Systematic screening for distress has become the key to identifying the "otherwise unmet biospychosocial needs" of patients with cancer, said Sophia K. Smith, PhD, , associate professor at Duke University School of Nursing, in Durham, NC, and colleagues, in a review in the American Society of Clinical Oncology Educational Book.
The review describes a shift in perception taking place. Not so long ago, social work was seen as a resource for addressing problems such as helping a cancer patient who is struggling with transportation costs get money for gas.
Today, it lies at the heart of psychosocial oncology, a relatively new field.
The shift has been propelled by emerging evidence of the size of the problem. Up to 40% of patients with cancer experience significant psychosocial distress, beginning at diagnosis and continuing throughout treatment, the transition to posttreatment survivorship, and even the end of life.
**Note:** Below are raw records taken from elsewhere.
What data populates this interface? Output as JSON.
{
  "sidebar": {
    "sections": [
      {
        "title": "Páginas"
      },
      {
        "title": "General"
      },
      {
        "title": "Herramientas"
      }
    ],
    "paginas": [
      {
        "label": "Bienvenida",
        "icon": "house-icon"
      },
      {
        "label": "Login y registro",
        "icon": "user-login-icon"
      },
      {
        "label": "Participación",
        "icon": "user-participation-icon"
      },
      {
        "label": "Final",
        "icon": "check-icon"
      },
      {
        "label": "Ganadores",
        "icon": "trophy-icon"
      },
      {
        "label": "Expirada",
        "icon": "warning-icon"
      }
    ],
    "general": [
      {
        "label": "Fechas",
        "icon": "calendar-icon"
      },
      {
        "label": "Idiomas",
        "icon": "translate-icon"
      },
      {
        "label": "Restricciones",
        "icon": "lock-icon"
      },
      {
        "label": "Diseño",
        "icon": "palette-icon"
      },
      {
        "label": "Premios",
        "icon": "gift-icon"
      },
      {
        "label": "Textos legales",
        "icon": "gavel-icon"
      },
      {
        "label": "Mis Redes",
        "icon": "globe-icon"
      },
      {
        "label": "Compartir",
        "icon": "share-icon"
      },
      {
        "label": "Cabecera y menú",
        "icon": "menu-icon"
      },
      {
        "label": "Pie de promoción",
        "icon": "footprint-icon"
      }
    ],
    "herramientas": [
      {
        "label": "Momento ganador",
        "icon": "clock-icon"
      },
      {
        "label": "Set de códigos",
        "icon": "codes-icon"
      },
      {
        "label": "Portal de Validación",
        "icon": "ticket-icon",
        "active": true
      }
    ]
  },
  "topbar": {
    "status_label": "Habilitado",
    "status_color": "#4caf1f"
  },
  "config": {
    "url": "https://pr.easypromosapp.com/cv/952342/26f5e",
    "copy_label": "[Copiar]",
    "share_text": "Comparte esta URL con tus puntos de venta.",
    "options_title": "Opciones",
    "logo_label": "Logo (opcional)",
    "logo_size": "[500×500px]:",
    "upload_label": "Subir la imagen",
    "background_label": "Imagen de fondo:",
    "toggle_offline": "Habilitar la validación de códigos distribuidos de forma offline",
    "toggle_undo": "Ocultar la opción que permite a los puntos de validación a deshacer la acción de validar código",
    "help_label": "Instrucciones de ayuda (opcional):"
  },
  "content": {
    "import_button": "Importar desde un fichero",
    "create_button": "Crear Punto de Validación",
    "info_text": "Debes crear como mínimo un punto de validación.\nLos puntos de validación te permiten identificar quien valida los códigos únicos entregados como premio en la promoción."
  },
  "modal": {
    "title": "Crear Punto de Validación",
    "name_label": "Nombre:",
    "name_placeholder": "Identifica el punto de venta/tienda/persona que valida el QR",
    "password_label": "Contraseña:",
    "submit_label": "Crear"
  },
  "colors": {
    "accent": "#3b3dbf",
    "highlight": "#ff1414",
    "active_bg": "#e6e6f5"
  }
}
Symptoms include anxiety, depression, posttraumatic stress, fatigue, sexual dysfunction, and impaired cognition.
Left untreated, the clinical impact can be profound, ranging from lack of adherence to medical treatment to increased mortality, the authors point out.
"Given the overall morbidity and mortality associated with cancer, the prevalence of psychosocial distress in oncology settings is not particularly surprising," Smith and colleagues comment.
"What has been less expected is the emerging evidence of increased mortality associated with at least one expression of psychosocial distress: depression."
Even the most compassionate doctors and nurses lack the training required to deal with the psychosocial effects of cancer, said professor at the University of Michigan School of Social Work in Ann Arbor.
"If you do not have a social worker at your cancer center, you are missing someone trained to help patients cope with psychological, emotional, spiritual, and existential challenges that come with a diagnosis of cancer," he says.
However, the existing evidence has not convinced insurers to fully reimburse centers for social work services, pointed out Zebrack.
For the past 15 years, his research at the University of Michigan has focused on proving that social work is an essential component of cancer care. One study published in 2017 showed an association between social work and the rates of emergency room use as well as of hospitalization.
"We believe that we are helping people, but we are also challenged to prove this empirically with data," he said. "We really want to build the scientific evidence that demonstrates the contribution of social work specifically to achieving quality in cancer care to insurance payers making cost decisions."
This is an issue that Mullet has also embraced. His new mission is to have oncology social workers recognized and reimbursed for their critical role in the care of patients with cancer. "This is really important to me," he said. "There is very little in the way of billing or reimbursement or support for those programs."
Data demonstrating the value of social work in cancer care "may not be in the form of a survival benefit or a randomized controlled trial, but [we have data] in terms of the patient experience and addressing the barriers to care," he said.
Every patient with cancer and their family should have access to an oncology social worker, said Dunique Yuill, LCSW, director of the Information Resource Center at the national office of the Leukemia and Lymphoma Society, in Rye Brook, New York. "Adding an oncology social worker to your clinic or practice may not be a revenue-producing position, but it is absolutely value-adding and cost-saving for the entire practice."